Tips for Reading Nonfiction

Need help reading the websites, speeches, and articles featured on this site?
Use these core strategies to tackle even the most complex informational texts.

Evaluate an Argument

A strong argument includes a precise claim on a substantive issue, provides valid reasons and relevant evidence, and addresses opposing viewpoints. But not all arguments are effective.

Knowing how to evaluate arguments will help you assess the validity of your own thinking, as well as the reasoning of others; appreciate multiple viewpoints on an issue or problem; and formulate sound, well-informed opinions.

To evaluate an argument, it’s helpful to read through the entire text once, so you can fully understand the writer’s viewpoint. Then, reread the text, using these strategies to help you judge the effectiveness of the argument:

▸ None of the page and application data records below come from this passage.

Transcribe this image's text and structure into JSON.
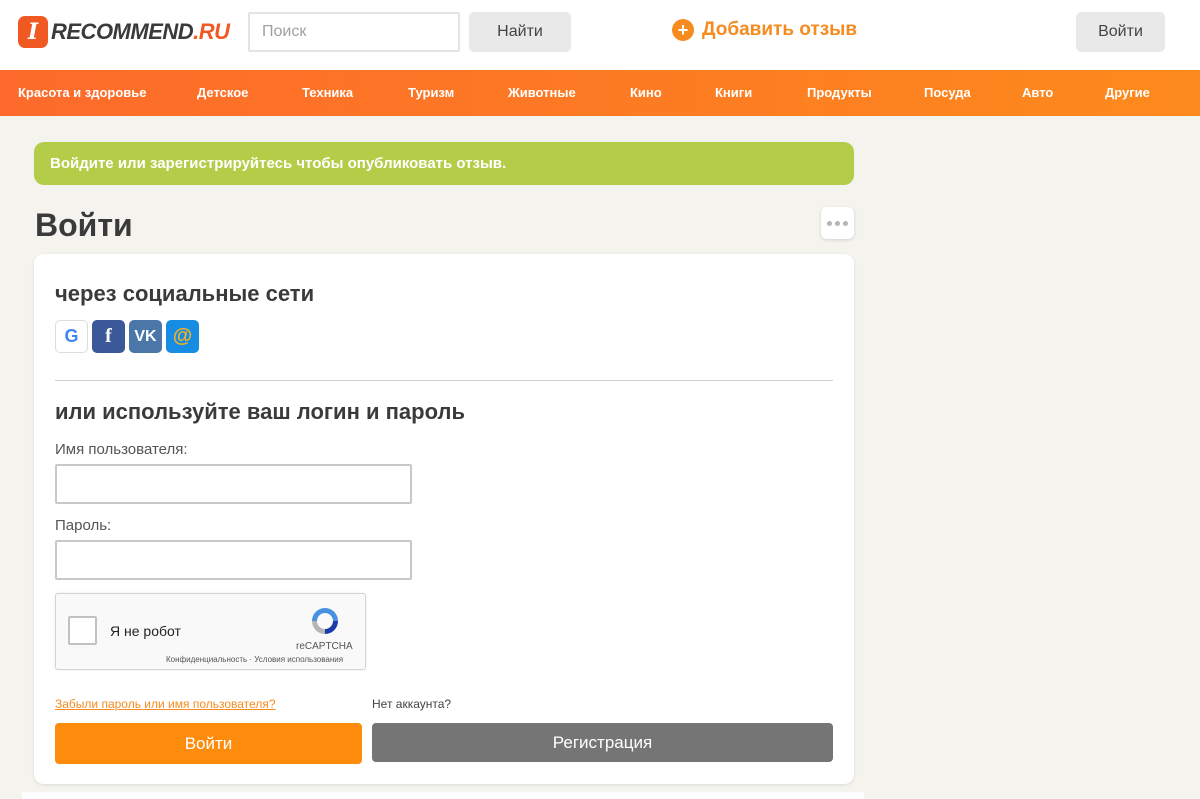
{
  "header": {
    "logo_letter": "I",
    "logo_main": "RECOMMEND",
    "logo_suffix": ".RU",
    "search_placeholder": "Поиск",
    "search_button": "Найти",
    "add_review_label": "Добавить отзыв",
    "login_button": "Войти"
  },
  "nav": {
    "items": [
      "Красота и здоровье",
      "Детское",
      "Техника",
      "Туризм",
      "Животные",
      "Кино",
      "Книги",
      "Продукты",
      "Посуда",
      "Авто",
      "Другие"
    ]
  },
  "notice": "Войдите или зарегистрируйтесь чтобы опубликовать отзыв.",
  "page_title": "Войти",
  "social": {
    "title": "через социальные сети",
    "icons": [
      "google-icon",
      "facebook-icon",
      "vk-icon",
      "mailru-icon"
    ],
    "google_glyph": "G",
    "fb_glyph": "f",
    "vk_glyph": "VK",
    "mail_glyph": "@"
  },
  "login_form": {
    "title": "или используйте ваш логин и пароль",
    "username_label": "Имя пользователя:",
    "password_label": "Пароль:",
    "captcha_label": "Я не робот",
    "captcha_brand": "reCAPTCHA",
    "captcha_terms": "Конфиденциальность · Условия использования",
    "forgot_link": "Забыли пароль или имя пользователя?",
    "no_account": "Нет аккаунта?",
    "submit_button": "Войти",
    "register_button": "Регистрация"
  },
  "colors": {
    "brand_orange": "#f68b1f",
    "logo_red": "#f05a22",
    "notice_green": "#b4cd48",
    "register_gray": "#757575"
  }
}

  • Identify and analyze the claim. Often, a writer’s position, or claim, is directly stated in the first or the last paragraph. Sometimes, however, you have to infer or guess the claim by examining the reasons and evidence the writer provides. Whether the claim is directly stated or implied, ask yourself: Is the writer’s viewpoint clear and obvious?
  • Evaluate the reasons. Identify the writer’s reasons, or statements that support the claim. Words and phrases like one reason, another reason, or because often signal the introduction of a reason. Are the reasons valid — do they make sense for the claim? Are there enough of them to make a convincing case?
  • Critique the evidence. In an effective argument, the writer supports each reason with reliable evidence. Evidence comes in many forms, such as facts, statistics, quotations, examples, or personal stories. Each piece of evidence beyond the writer’s own experience should be from a credible source, and that source should be clearly identified in the argument. Also, be on the lookout for any unnecessary or irrelevant evidence.
  • Weigh counterclaims. A strong argument acknowledges and addresses opposing viewpoints—what “the other side” might say about the writer’s position. Make sure the writer not only mentions those opposing viewpoints but includes counterclaims to refute them. Ask yourself: In describing opposing viewpoints, does the writer use an objective tone, rather than resort to emotional, dismissive language? Does counterclaim offer reasons and evidence to help me understand why the writer’s viewpoint is superior?